Since the girls were teensy, I’ve kept a running list of the silly, sweet, or irritating things that my children say or do. Actually, I’ve slacked off a bit since I started the blog, but I do my best to keep up with the notes. I started with a small spiral notebook, and currently I type them directly into a draft email. That’s convenient because it provides a text for my delightful husband to add to his photo books, and it’s easy to access from anywhere. Plus I can periodically send my dispatches to the grandparents or an aunt who needs a laugh on a bad day.
Anyway, if you’ve still got very little ones, may I suggest a system like this? You’d be surprised how many unforgettably adorable things your child does now that you’ll manage to forget if you don’t get them documented. Here are a few selections from our archives:
M at 2 years old:
At the end of a car trip, M complains, “I’m tired of the car! I want to get out.” I reply, “We’re almost home–look, do you recognize this area?” M retorts, “I recognize that we’re not home yet!”
M notices that her butterfly puppet doesn’t have a tail. “Why not?” she asks. I answer, “He just doesn’t. You don’t have a tail, do you?” M answer, “No–I have a vagina! And Mommy has a vagina, and J has a vagina. . . but not Daddy! He has a penis! Poor Daddy!”
M at 3 years old:
M tells me about her trip to Lowe’s with W. “So, there’s a swing set in front of Lowe’s but you’re not allowed to play on it unless you take it home and then you can, and I don’t know what’s the deal with that.”
M has a pair of Hello Kitty loafers, but M only wants to wear sneakers. I grouse, “I don’t know why we bothered to buy these shoes. You never wear them, you must not like them.” “No,” M counters adamantly, “I like them. I like to look at them, not wear them.”
M at 4 years old:
We’re visiting relatives. M is exhausted after a long day and has already crawled into her sleeping bag when I enter and ask her to please brush her teeth. M answers, “I already did.” I pick up the bag with health and beauty aids and ask, “Really? That’s funny. How did you find the toothbrush?” M says, “It was in the bag.” “Wow!” I exclaim. “And here’s your toothbrush still at the bottom of the bag.” M explains, “Yes, I put it back.” I keep playing along, “Oh, so I guess that the brush will still be wet. . . wait, it’s dry.” M explains, “I dried it off.”
M is coloring and J wants to join in. M doesn’t want to share. After a discussion, I insist that M must give J a crayon. M chooses and hands over a white one.
M at almost 4, J at 1 1/2:
J won’t stop banging her spoon at dinner.

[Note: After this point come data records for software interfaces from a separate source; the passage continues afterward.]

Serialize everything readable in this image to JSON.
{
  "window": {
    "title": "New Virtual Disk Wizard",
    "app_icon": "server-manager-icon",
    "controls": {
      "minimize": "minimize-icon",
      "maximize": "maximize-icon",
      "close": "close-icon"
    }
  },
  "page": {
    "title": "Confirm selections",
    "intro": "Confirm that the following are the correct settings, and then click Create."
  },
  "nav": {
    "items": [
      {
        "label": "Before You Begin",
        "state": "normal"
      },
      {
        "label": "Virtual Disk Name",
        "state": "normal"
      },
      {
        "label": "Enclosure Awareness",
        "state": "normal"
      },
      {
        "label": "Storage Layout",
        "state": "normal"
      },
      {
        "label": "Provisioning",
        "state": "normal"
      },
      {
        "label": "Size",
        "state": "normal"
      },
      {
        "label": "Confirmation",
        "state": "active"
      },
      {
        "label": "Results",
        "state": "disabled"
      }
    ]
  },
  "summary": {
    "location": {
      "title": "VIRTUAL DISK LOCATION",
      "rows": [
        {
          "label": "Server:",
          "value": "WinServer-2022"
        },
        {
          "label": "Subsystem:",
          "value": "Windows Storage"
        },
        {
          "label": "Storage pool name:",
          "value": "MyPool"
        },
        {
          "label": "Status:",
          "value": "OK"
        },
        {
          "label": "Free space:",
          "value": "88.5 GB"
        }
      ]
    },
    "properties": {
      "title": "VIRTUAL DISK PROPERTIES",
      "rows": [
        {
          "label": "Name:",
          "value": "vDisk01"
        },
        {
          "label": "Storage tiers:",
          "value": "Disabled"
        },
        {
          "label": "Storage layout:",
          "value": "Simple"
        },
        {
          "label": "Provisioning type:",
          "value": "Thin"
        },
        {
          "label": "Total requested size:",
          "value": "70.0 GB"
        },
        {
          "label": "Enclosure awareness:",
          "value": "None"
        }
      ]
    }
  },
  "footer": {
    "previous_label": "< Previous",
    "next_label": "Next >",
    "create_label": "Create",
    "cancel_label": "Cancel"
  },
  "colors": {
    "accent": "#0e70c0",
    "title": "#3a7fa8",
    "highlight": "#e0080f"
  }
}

After several “No bangs,” we change to “No bang or bye-bye spoon.” After her spoon is taken away, J proceeds to have her milk sippy, then her water sippy taken away as well. J then begins pounding her fist on the table. “You can’t take away her hands,” M points out to W.
J at 3 years old:
At church, someone’s playing the harp. J leans over and whispers, “It sounds like butterflies.”
J pronounces “chipmunk” “chick-munk”
J brushes her teeth by herself and is proud. She crows, “I can hear my teeth sparkling!!”
J at 4 years old:
Out of the blue: “Mommy, I love you so much. You are like a jewel.”
J is deciding between dresses. One by one, she holds each up against herself and studies her reflection. I’m getting impatient, so I suggest that I can unzip/unbutton all of the backs so that she can put any of them on herself while I head downstairs. “Thank you, Mommy, you are SMART-A-RIFFIC!” she gushes.
J, wearing a spring dress and two braids, is looking particularly adorable. “Oh, J! I just want to eat you up!” I say. “I think that you’d taste like a little marzipan doll!” “No, Mommy!” she corrects me, “I’d taste like blood.”
J at 5 years old:
J is scooping out the kitty litter. She enjoys this. Afterward, as she is washing her hands, she says, “Ah, this is like a dream come true again.” “What is?” I ask. “Remember, Isis used to always use her litter box [when she was an indoor kitty] and then she didn’t [three seasons of the year she’d rather take it outside], and now she’s doing it again?” “Yes,” I agree. J says, “Well it’s a real treat for us, to get to clean it again.”